Using an electronic scanner, they could discern the slight shifts in position, relative to a fixed background of distant galaxies, of 250 LMC stars during those 15 years. Based on this analysis, the researchers report that the satellite galaxy moves across the sky at a brisk 220 kilometers per second. To keep the LMC gravitationally bound to the Milky Way despite this transverse velocity, the team calculates, our galaxy must contain at least as much mass as 600 billion suns about five times as much mass as the visible galaxy,

Deriving the shape of the proposed halo of dark matter surrounding the Milky Way requires further knowledge of the LMC's orbit. Lin's team reconstructed the galaxy's likely path by examining a huge comet-like stream of hydrogen gas that astronomers believe was torn from the LMC by the Milky Way's gravity Lin suggests that the stream trails the LMC and marks the galaxy's path at the time of its previous revolution around the Milky Way, about 2.5 billion years ago. "The stream provides a tracer, just as a let [contrail] shows where a jet used to be;' he notes.

Lin notes that segments of the hydrogen stream have a large radial velocity Since this velocity had to have originated from the stream's parent galaxy, the LMC, this indicates that the galaxy takes a highly elliptical, rather than circular, path around the Milky Way

A distribution of dark matter that extends far beyond the LMC best explains the galaxy's elliptical path. The LMC lies about 170,000 light-years from the center of the Milky Way In comparison, the Milky Way's halo of dark matter may have a minimum radius of 300,000 light-years, Lin says, and could extend as far as 800,000 light-years.

Scott D. Tremaine of the University o! Toronto says the study is important but that its implications for measuring dark matter are far from clear-cut. "Most people will probably be a little cautious in applying this; it's easy to underestimate [errors] in determining dark matter. It's not like [measuring] the orbit of a planet, which we can study as it goes around many times.

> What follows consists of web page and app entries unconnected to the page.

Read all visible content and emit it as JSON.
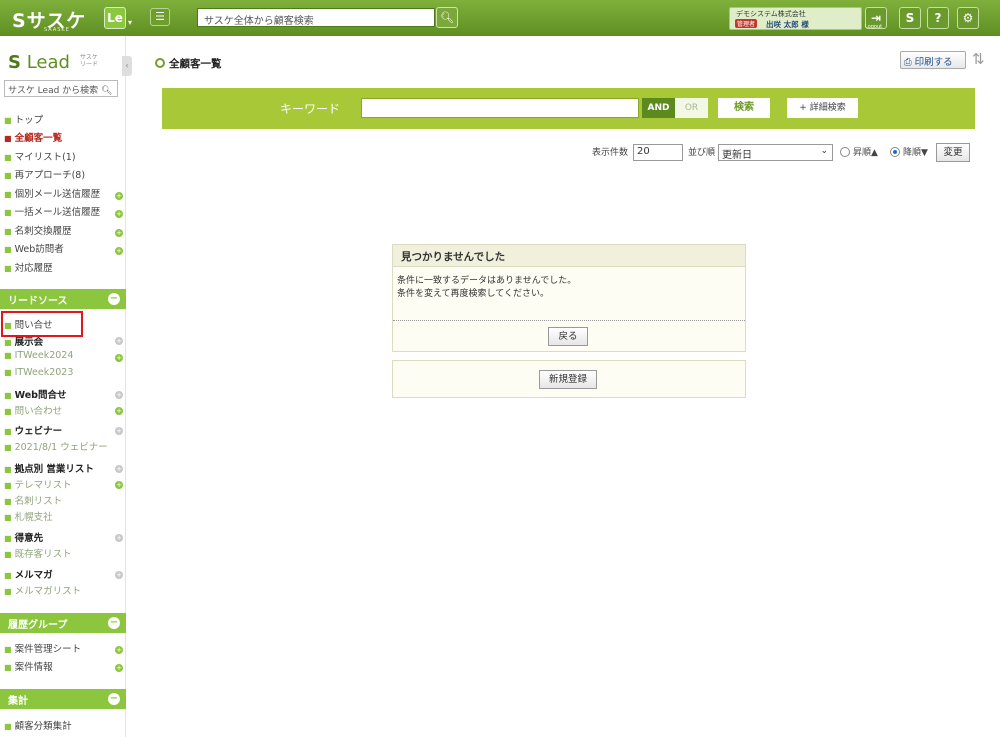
{
  "topbar": {
    "logo": "Sサスケ",
    "logo_sub": "SAASKE",
    "le_badge": "Le",
    "search_placeholder": "サスケ全体から顧客検索",
    "company": "デモシステム株式会社",
    "role": "管理者",
    "user": "出咲 太郎 様",
    "logout": "Logout",
    "help": "?"
  },
  "sidebar": {
    "logo": "Lead",
    "logo_mini": "サスケ リード",
    "search_placeholder": "サスケ Lead から検索",
    "nav": [
      {
        "label": "トップ"
      },
      {
        "label": "全顧客一覧"
      },
      {
        "label": "マイリスト(1)"
      },
      {
        "label": "再アプローチ(8)"
      },
      {
        "label": "個別メール送信履歴"
      },
      {
        "label": "一括メール送信履歴"
      },
      {
        "label": "名刺交換履歴"
      },
      {
        "label": "Web訪問者"
      },
      {
        "label": "対応履歴"
      }
    ],
    "sections": {
      "lead_source": "リードソース",
      "history_group": "履歴グループ",
      "aggregate": "集計"
    },
    "lead_items": [
      {
        "label": "問い合せ"
      },
      {
        "label": "展示会"
      },
      {
        "label": "ITWeek2024"
      },
      {
        "label": "ITWeek2023"
      },
      {
        "label": "Web問合せ"
      },
      {
        "label": "問い合わせ"
      },
      {
        "label": "ウェビナー"
      },
      {
        "label": "2021/8/1 ウェビナー"
      },
      {
        "label": "拠点別 営業リスト"
      },
      {
        "label": "テレマリスト"
      },
      {
        "label": "名刺リスト"
      },
      {
        "label": "札幌支社"
      },
      {
        "label": "得意先"
      },
      {
        "label": "既存客リスト"
      },
      {
        "label": "メルマガ"
      },
      {
        "label": "メルマガリスト"
      }
    ],
    "history_items": [
      {
        "label": "案件管理シート"
      },
      {
        "label": "案件情報"
      }
    ],
    "aggregate_items": [
      {
        "label": "顧客分類集計"
      }
    ]
  },
  "main": {
    "title": "全顧客一覧",
    "print": "印刷する",
    "keyword_label": "キーワード",
    "and": "AND",
    "or": "OR",
    "search": "検索",
    "advanced": "+ 詳細検索",
    "count_label": "表示件数",
    "count_value": "20",
    "sort_label": "並び順",
    "sort_value": "更新日",
    "asc": "昇順▲",
    "desc": "降順▼",
    "change": "変更",
    "not_found_title": "見つかりませんでした",
    "not_found_line1": "条件に一致するデータはありませんでした。",
    "not_found_line2": "条件を変えて再度検索してください。",
    "back": "戻る",
    "new": "新規登録"
  }
}
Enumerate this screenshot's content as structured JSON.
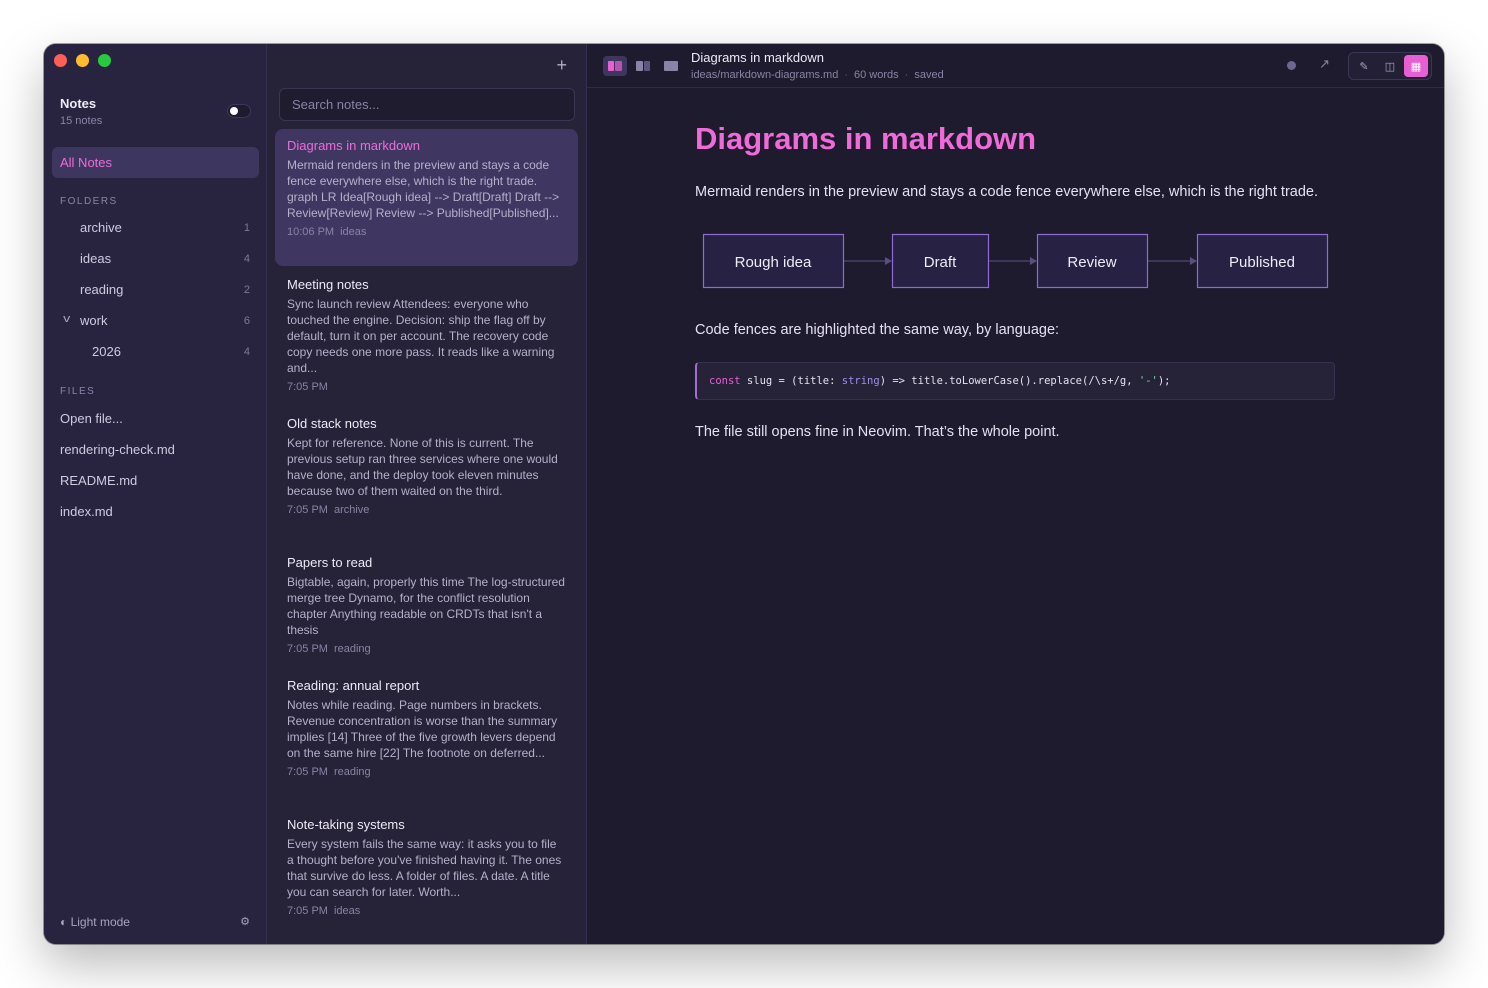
{
  "sidebar": {
    "title": "Notes",
    "count": "15 notes",
    "all_notes": "All Notes",
    "folders_heading": "FOLDERS",
    "folders": [
      {
        "label": "archive",
        "count": "1"
      },
      {
        "label": "ideas",
        "count": "4"
      },
      {
        "label": "reading",
        "count": "2"
      },
      {
        "label": "work",
        "count": "6"
      },
      {
        "label": "2026",
        "count": "4"
      }
    ],
    "files_heading": "FILES",
    "files": [
      "Open file...",
      "rendering-check.md",
      "README.md",
      "index.md"
    ],
    "light_mode": "Light mode",
    "toggle_on": true
  },
  "notes_list": {
    "search_placeholder": "Search notes...",
    "notes": [
      {
        "title": "Diagrams in markdown",
        "preview": "Mermaid renders in the preview and stays a code fence everywhere else, which is the right trade. graph LR Idea[Rough idea] --> Draft[Draft] Draft --> Review[Review] Review --> Published[Published]...",
        "time": "10:06 PM",
        "tag": "ideas"
      },
      {
        "title": "Meeting notes",
        "preview": "Sync launch review Attendees: everyone who touched the engine. Decision: ship the flag off by default, turn it on per account. The recovery code copy needs one more pass. It reads like a warning and...",
        "time": "7:05 PM",
        "tag": ""
      },
      {
        "title": "Old stack notes",
        "preview": "Kept for reference. None of this is current. The previous setup ran three services where one would have done, and the deploy took eleven minutes because two of them waited on the third.",
        "time": "7:05 PM",
        "tag": "archive"
      },
      {
        "title": "Papers to read",
        "preview": "Bigtable, again, properly this time The log-structured merge tree Dynamo, for the conflict resolution chapter Anything readable on CRDTs that isn't a thesis",
        "time": "7:05 PM",
        "tag": "reading"
      },
      {
        "title": "Reading: annual report",
        "preview": "Notes while reading. Page numbers in brackets. Revenue concentration is worse than the summary implies [14] Three of the five growth levers depend on the same hire [22] The footnote on deferred...",
        "time": "7:05 PM",
        "tag": "reading"
      },
      {
        "title": "Note-taking systems",
        "preview": "Every system fails the same way: it asks you to file a thought before you've finished having it. The ones that survive do less. A folder of files. A date. A title you can search for later. Worth...",
        "time": "7:05 PM",
        "tag": "ideas"
      }
    ]
  },
  "document": {
    "title": "Diagrams in markdown",
    "path": "ideas/markdown-diagrams.md",
    "words": "60 words",
    "status": "saved",
    "heading": "Diagrams in markdown",
    "intro": "Mermaid renders in the preview and stays a code fence everywhere else, which is the right trade.",
    "diagram_nodes": [
      "Rough idea",
      "Draft",
      "Review",
      "Published"
    ],
    "code_intro": "Code fences are highlighted the same way, by language:",
    "code": {
      "kw": "const",
      "a": " slug = (title: ",
      "ty": "string",
      "b": ") => title.toLowerCase().replace(/\\s+/g, ",
      "st": "'-'",
      "c": ");"
    },
    "outro": "The file still opens fine in Neovim. That’s the whole point."
  },
  "colors": {
    "accent": "#f06ad8",
    "background": "#1e1b2e",
    "sidebar": "#282440"
  }
}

Here you have just one snapshot."

Lin says the study indicates that the LMC and perhaps other satellite galaxies of the Milky Way are about 1 to 2 billion years younger than the oldest stars in our galaxy. Bit by bit, the Milky Way's gravity is tearing apart the LMC and will gobble it up entirely in about 20 billion years, he adds.
COPYRIGHT 1993 Science Service, Inc.
No portion of this article can be reproduced without the express written permission from the copyright holder.
Copyright 1993, Gale Group. All rights reserved. Gale Group is a Thomson Corporation Company.

Article Details
Printer friendly Cite/link Email Feedback
Title Annotation:Large Magellanic Cloud used to estimate amount of Milky Way's dark matter
Author:Cowen, Ron
Publication:Science News
Date:Jun 12, 1993
Words:814
Previous Article:Mystery flu hits Southwest.
Next Article:Lipoprotein link to heart disease revealed.
Topics:


Related Articles
Casting shadows on spiral galaxies.
ROSAT data hint at a closed universe.
Dark matter: MACHOs in Milky Way's halo?
Hubble finds dark matter still a mystery.
Halo of the Milky Way: not so MACHO?
Shedding light in our galaxy's dark matter.
Have Milky Way MACHOs Been Found?
A Dark View of the Universe.
Dark influence: most of the universe's matter is out of sight, but not out of mind.
Enlightened: dark matter spotted after cosmic crash.

Terms of use | Copyright © 2016 Farlex, Inc. | Feedback | For webmasters